E-mail forgery

E-mail forgery is when someone sent an e-mail that looks like it comes from any email address. There is no guarantee that an e-mail that looks like it comes from an address of someone you know is actually from that person. Digital signature can help by proving that the e-mail actually came from the true owner of an e-mail account.

E-mail Risk Matrix

An attacker is an intruder trying to access your email without your consent and knowledge. No system is bullet-proof. If you believe that you are under MCFD surveillance, it is wise to keep all your thoughts to yourself and do not communicate in any way unless it is absolutely necessary.

The following table gives a risk analysis of intrusion in an unencrypted e-mail. It also indicates how risk is mitigated by using encrypted e-mail.

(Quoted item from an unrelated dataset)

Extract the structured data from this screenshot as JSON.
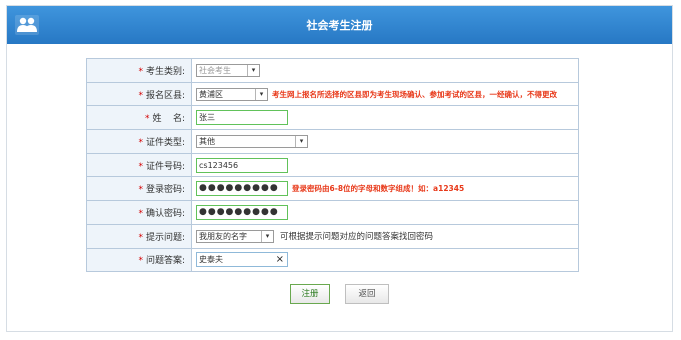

The following examples apply to the bodies and attachments of e-mails sent using public key encryption.
Attacker is listening to your Internet connection Protected
Attacker gets access to email stored on the server Protected
Attacker obtains data from the server's databases Protected
Attacker compromises webserver after you have accessed your email Mostly protected (there is a chance some sensitive data could remain in memory)
Attacker controls webserver while you are accessing your email Not protected
Attacker has access to your computer after you have accessed your email Protected
Attacker has access to your computer before you access your email (and can install programs such as key loggers) Not protected

(back to MCFD Surveillance main page)

[This page was created on 13 March 2010, last revised 24 March 2015.]